How often do we go ashore?
We try to get ashore at least once per day, weather permitting.
Who will be on board my sailing trip?
There are 28 trainees on board each trip. Fourteen girls and fourteen boys are divided into two different holds (sections of the boat) and each hold has a head (small washroom). And there will be 7 crew members on board leading the sail training activities.
Do I need sailing experience?
No, anyone aged 13-25 can sail on one of our trips (provided they have normal physical fitness and agility). We do all the training required.
How much do we sail?
We sail as much as the wind and weather will allow.
Can I recharge my camera batteries?
Yes, we do have outlets for battery chargers and these outlets are shared amongst everyone, so it is best to have some backup batteries in case you do not have access exactly when needed. Other appliances (e.g. hair dryers, iPods, computers) should be left at home.
Can I bring my musical instrument?
Please call the office in advance to make these arrangements unless your instrument can fit into your pocket. There are many opportunities to play your instrument and we love music, but we need to make sure we have space on board!
Do I need money on the trip? How much?
There will be SALTS gear sold on the ships on the last day. We accept credit cards or cash (though we advise you not to carry large amounts of cash). You will not need other money for use during your voyage, but may need some for before and after your voyage.
How safe is the boat?
Please visit our safety section.
Do I really need rubber boots?
Yes. If it is pouring rain for four hours during your watch duty, you could end up very uncomfortable and with wet shoes for the rest of the trip. You do not need to go out and purchase expensive deck boots; plain ‘gum boots’ work just fine.
What are the physical and mental health requirements?

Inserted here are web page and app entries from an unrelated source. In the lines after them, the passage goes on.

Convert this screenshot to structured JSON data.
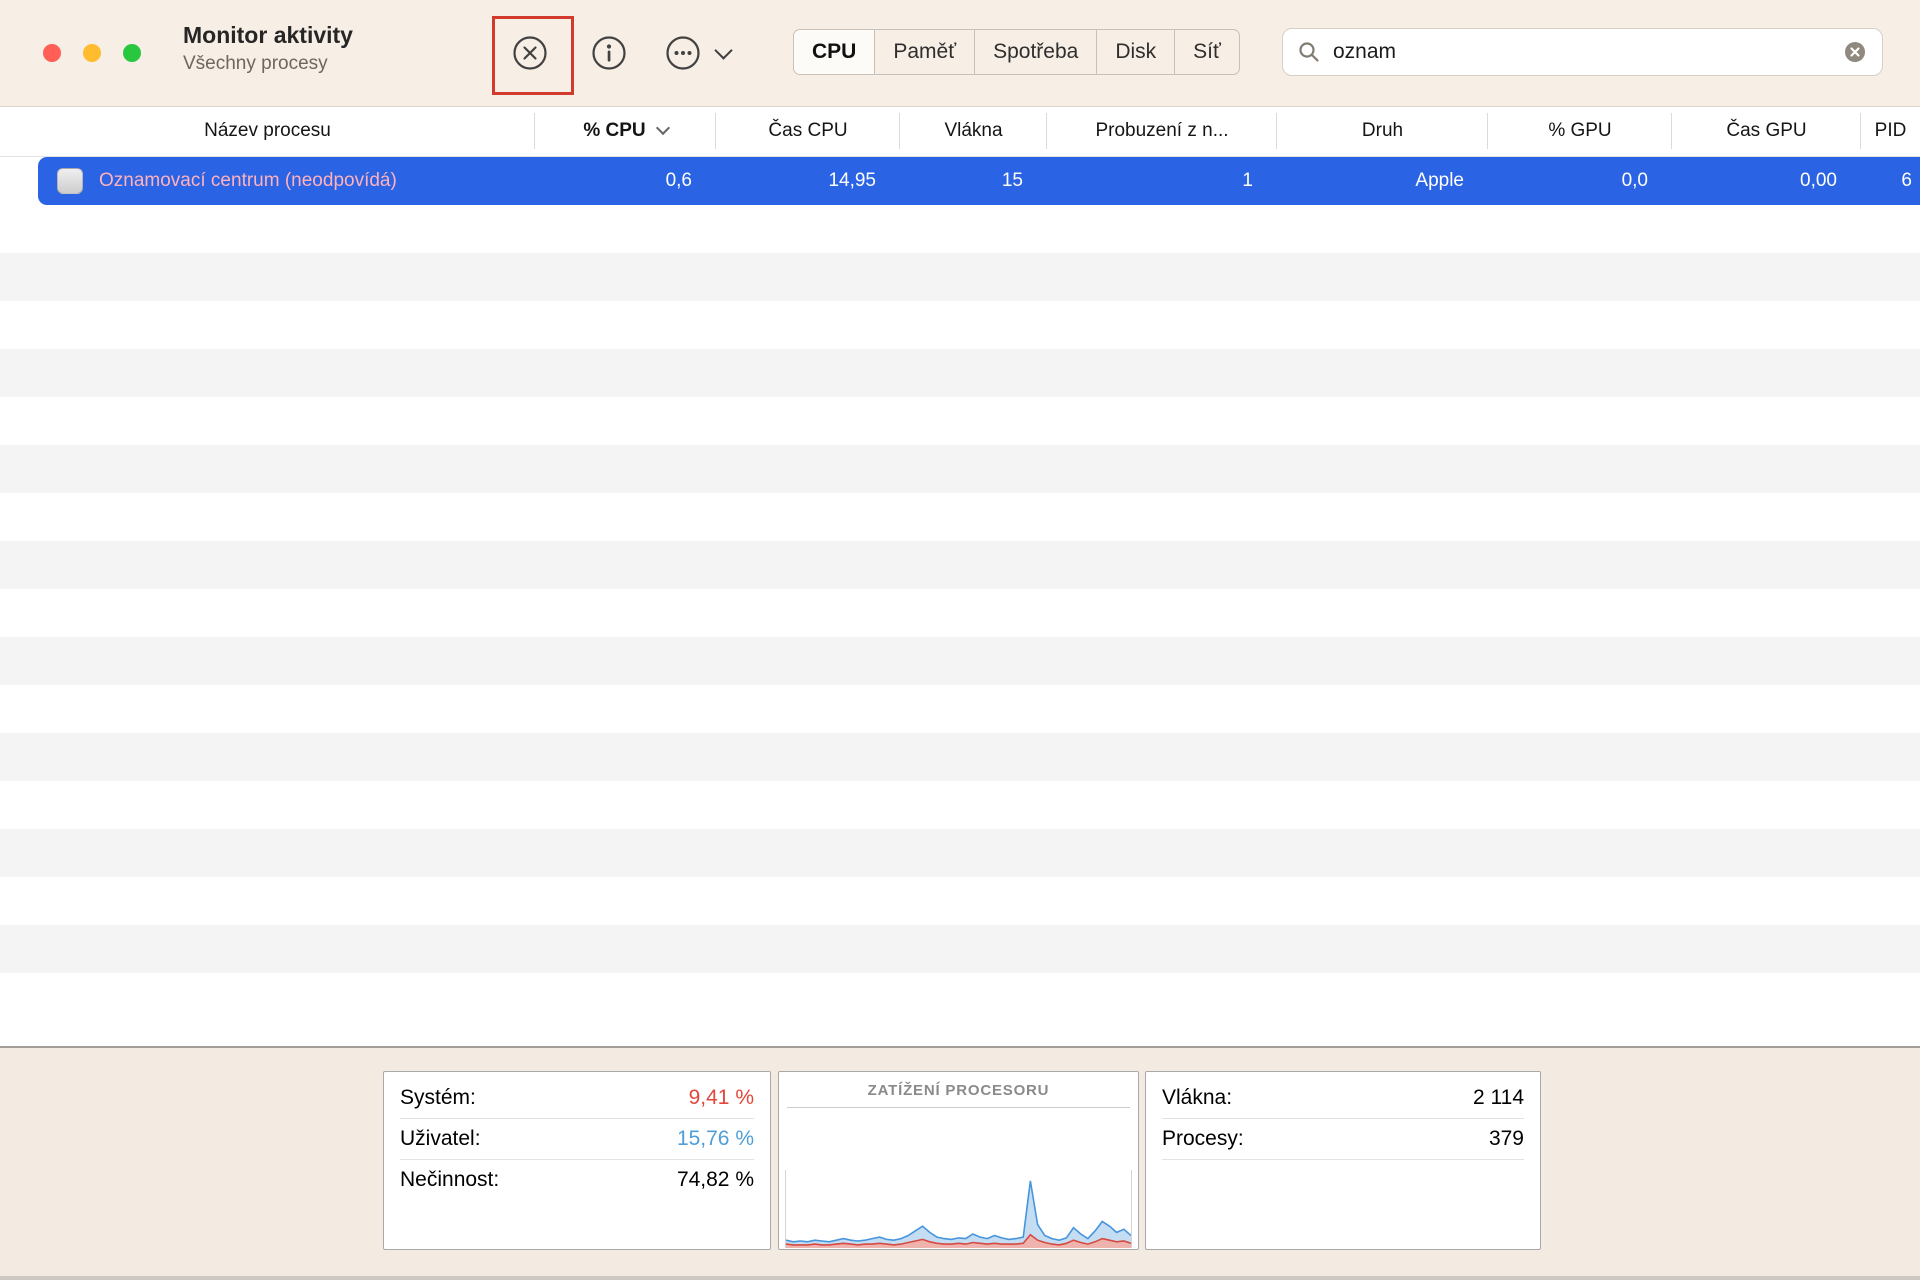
{
  "window": {
    "title": "Monitor aktivity",
    "subtitle": "Všechny procesy"
  },
  "colors": {
    "selection": "#2a63e3",
    "unresponsive_name": "#ffb1bc",
    "annotation": "#d23a2e",
    "system_value": "#e2473b",
    "user_value": "#4f9ed7",
    "toolbar_bg": "#f7eee5",
    "footer_bg": "#f3eae1"
  },
  "icons": {
    "stop": "circle-x",
    "info": "circle-i",
    "more": "circle-ellipsis",
    "disclosure": "chevron-down",
    "search": "magnifier",
    "clear": "circle-x-filled",
    "sort": "chevron-down"
  },
  "toolbar": {
    "tabs": [
      {
        "key": "cpu",
        "label": "CPU",
        "selected": true
      },
      {
        "key": "pamet",
        "label": "Paměť",
        "selected": false
      },
      {
        "key": "spotreba",
        "label": "Spotřeba",
        "selected": false
      },
      {
        "key": "disk",
        "label": "Disk",
        "selected": false
      },
      {
        "key": "sit",
        "label": "Síť",
        "selected": false
      }
    ],
    "search": {
      "value": "oznam",
      "placeholder": ""
    }
  },
  "table": {
    "columns": [
      {
        "key": "name",
        "label": "Název procesu",
        "sorted": false
      },
      {
        "key": "cpu",
        "label": "% CPU",
        "sorted": true,
        "sort_indicator": "down"
      },
      {
        "key": "cpu_time",
        "label": "Čas CPU",
        "sorted": false
      },
      {
        "key": "threads",
        "label": "Vlákna",
        "sorted": false
      },
      {
        "key": "idle_wakeups",
        "label": "Probuzení z n...",
        "sorted": false
      },
      {
        "key": "kind",
        "label": "Druh",
        "sorted": false
      },
      {
        "key": "gpu",
        "label": "% GPU",
        "sorted": false
      },
      {
        "key": "gpu_time",
        "label": "Čas GPU",
        "sorted": false
      },
      {
        "key": "pid",
        "label": "PID",
        "sorted": false
      }
    ],
    "rows": [
      {
        "name": "Oznamovací centrum (neodpovídá)",
        "cpu": "0,6",
        "cpu_time": "14,95",
        "threads": "15",
        "idle_wakeups": "1",
        "kind": "Apple",
        "gpu": "0,0",
        "gpu_time": "0,00",
        "pid": "6",
        "selected": true,
        "unresponsive": true
      }
    ],
    "empty_row_count": 17
  },
  "footer": {
    "left_stats": [
      {
        "key": "system",
        "label": "Systém:",
        "value": "9,41 %",
        "color": "#e2473b",
        "underline": true
      },
      {
        "key": "user",
        "label": "Uživatel:",
        "value": "15,76 %",
        "color": "#4f9ed7",
        "underline": true
      },
      {
        "key": "idle",
        "label": "Nečinnost:",
        "value": "74,82 %",
        "underline": false
      }
    ],
    "chart": {
      "title": "ZATÍŽENÍ PROCESORU"
    },
    "right_stats": [
      {
        "key": "threads",
        "label": "Vlákna:",
        "value": "2 114",
        "underline": true
      },
      {
        "key": "processes",
        "label": "Procesy:",
        "value": "379",
        "underline": true
      }
    ]
  },
  "chart_data": {
    "type": "area",
    "title": "ZATÍŽENÍ PROCESORU",
    "ylim": [
      0,
      100
    ],
    "series": [
      {
        "name": "total-cpu-load",
        "color": "#4695dd",
        "fill": "#c4ddf3",
        "values": [
          10,
          8,
          9,
          8,
          10,
          9,
          8,
          10,
          12,
          10,
          9,
          10,
          12,
          14,
          11,
          10,
          12,
          16,
          22,
          28,
          20,
          14,
          12,
          11,
          13,
          12,
          18,
          14,
          12,
          16,
          13,
          11,
          12,
          14,
          86,
          30,
          16,
          12,
          10,
          13,
          26,
          18,
          12,
          22,
          34,
          28,
          20,
          24,
          16
        ]
      },
      {
        "name": "system-cpu-load",
        "color": "#d64a41",
        "fill": "#efb3ae",
        "values": [
          5,
          4,
          4,
          4,
          5,
          4,
          4,
          5,
          6,
          5,
          4,
          5,
          5,
          6,
          5,
          4,
          5,
          7,
          9,
          11,
          8,
          6,
          5,
          5,
          6,
          5,
          7,
          6,
          5,
          6,
          5,
          5,
          5,
          6,
          17,
          10,
          7,
          5,
          4,
          6,
          10,
          7,
          5,
          8,
          12,
          10,
          8,
          9,
          6
        ]
      }
    ]
  }
}
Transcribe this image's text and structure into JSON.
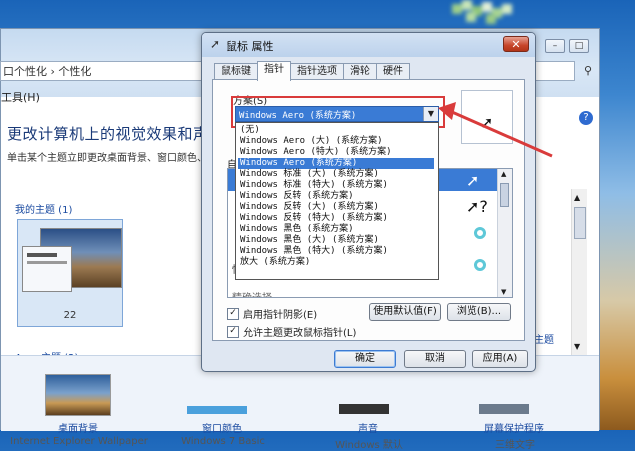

Please see the policies section.
Does my SALTS voyage qualify toward the Duke of Edinburgh Award?
There are some parts of a SALTS voyage that can be used to meet certain requirements of the Duke of Edinburgh Award. Please contact your local Duke of Edinburgh Award office to confirm this prior to your trip. When you board the ship, you will need to let your Watch Officer know that you are working towards your Duke of Edinburgh Award.
What is SALTS?SALTS, the Sail and Life Training Society, has been engaging and challenging youth through sail training since 1974. Over 1,700 young people sail aboard our schooners Pacific Swift and Pacific Grace each year. We sail with school and youth groups each spring and fall. Individual young people can join our summer program for ten-day voyages that collectively circumnavigate Vancouver Island. Every few years, we conduct an offshore voyage to exciting ports around the world.
SALTS is a not-for-profit, Christian organization that welcomes trainees from all faiths and walks of life, and respects the diversity that exists within the ship's company. In all aspects of our programs, emphasis is on creating an environment where young people are esteemed regardless of their beliefs and listened to when they talk.